"Consumers are telling us they want a reliable supply of electricity at the lowest possible cost, but in the face of uncertainty and rising bills they are reaching for more control and choice," said Rosemary Sinclair, CEO of Energy Consumers Australia. "Consumers are investing in solar panels, batteries and a range of the technologies, and in doing so, they are reshaping this market from the ground-up. The Blueprint will help ensure that consumers can make the most of the new opportunities that are emerging in the market, but also ensure that energy remains reliable and affordable for everyone."
Melbourne's first Powerwall 2 has been installed at a three-bedroom, one storey house in Coburg. Brendan Fahey and his wife Josephine added Tesla's shiny new battery to their home to complement their existing solar panels, after Brendan calculated that the Powerwall 2 could take his energy bill down almost to zero.
Even if you can't afford solar panels of your own, or live in a rental house, the review also spends some time outlining the importance of not letting low income households fall behind when it comes to affordable energy. It recommends that the COAG Energy Council should be looking into options for low income earners such as:
- Opportunities to accelerate the roll out of programs that improve access by low income households to distributed energy resources and improvements in energy efficiency.
- Options for subsidised funding mechanisms for the supply of energy efficient appliances, rooftop solar photovoltaic and battery storage systems for low income consumers.
These could include programs such as the installations of solar panels currently happening on public housing in Queensland, NSW and South Australia, or the Victorian Government's low-interest loans for low income consumers looking to invest in solar panels.

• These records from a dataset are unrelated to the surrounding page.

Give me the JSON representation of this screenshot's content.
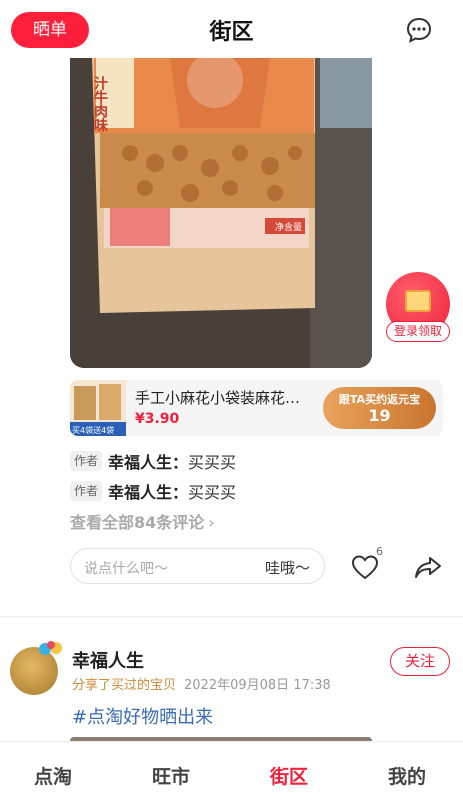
{
  "header": {
    "share_label": "晒单",
    "title": "街区",
    "message_icon": "chat-bubble-icon"
  },
  "photo": {
    "bag_label": "汁牛肉味",
    "net_weight": "净含量"
  },
  "redpacket": {
    "label": "登录领取",
    "icon": "red-envelope-icon"
  },
  "product": {
    "name": "手工小麻花小袋装麻花整箱零食",
    "price": "¥3.90",
    "thumb_badge": "买4袋送4袋",
    "rebate_label": "跟TA买约返元宝",
    "rebate_value": "19"
  },
  "comments": [
    {
      "tag": "作者",
      "author": "幸福人生：",
      "text": "买买买"
    },
    {
      "tag": "作者",
      "author": "幸福人生：",
      "text": "买买买"
    }
  ],
  "view_all": "查看全部84条评论",
  "comment_input": {
    "placeholder": "说点什么吧～",
    "quick_reply": "哇哦～"
  },
  "like_count": "6",
  "next_post": {
    "user_name": "幸福人生",
    "shared_text": "分享了买过的宝贝",
    "time": "2022年09月08日 17:38",
    "follow_label": "关注",
    "topic": "#点淘好物晒出来"
  },
  "tabs": [
    {
      "label": "点淘",
      "active": false
    },
    {
      "label": "旺市",
      "active": false
    },
    {
      "label": "街区",
      "active": true
    },
    {
      "label": "我的",
      "active": false
    }
  ],
  "colors": {
    "accent": "#f0213b",
    "rebate_start": "#e9a35c",
    "rebate_end": "#c9752e",
    "topic": "#3a6bb5"
  }
}
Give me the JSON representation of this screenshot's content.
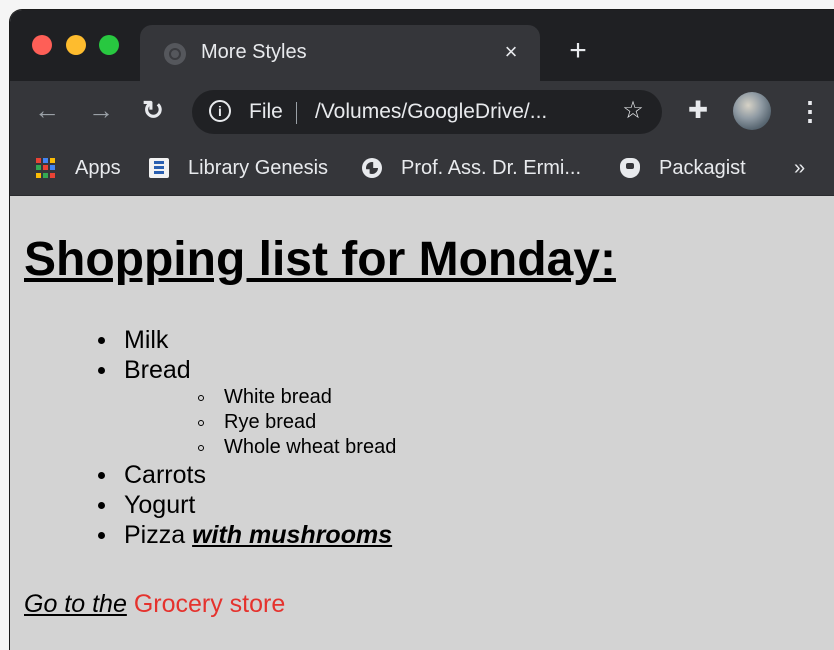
{
  "browser": {
    "tab": {
      "title": "More Styles",
      "close_glyph": "×"
    },
    "new_tab_glyph": "+",
    "address": {
      "scheme": "File",
      "url": "/Volumes/GoogleDrive/..."
    },
    "bookmarks": [
      {
        "label": "Apps",
        "icon": "apps-grid-icon"
      },
      {
        "label": "Library Genesis",
        "icon": "library-genesis-icon"
      },
      {
        "label": "Prof. Ass. Dr. Ermi...",
        "icon": "globe-icon"
      },
      {
        "label": "Packagist",
        "icon": "packagist-icon"
      }
    ],
    "bookmarks_more": "»"
  },
  "page": {
    "heading": "Shopping list for Monday:",
    "items": [
      {
        "text": "Milk"
      },
      {
        "text": "Bread",
        "sub": [
          "White bread",
          "Rye bread",
          "Whole wheat bread"
        ]
      },
      {
        "text": "Carrots"
      },
      {
        "text": "Yogurt"
      },
      {
        "text": "Pizza",
        "emphasis": "with mushrooms"
      }
    ],
    "footer": {
      "prefix": "Go to the",
      "link": "Grocery store"
    }
  },
  "colors": {
    "link": "#e5322d",
    "page_background": "#d3d3d3",
    "chrome_dark": "#35363a"
  }
}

With some good news and some bad for consumers, most consumer groups agree on one thing: Finkel's blueprint needs to be acted upon quickly, before electricity prices get even further out of hand. "What is needed now is a proactive, clear and collaborative response from the energy sector with a laser-like focus on the long-term interests of consumers," said Sinclair.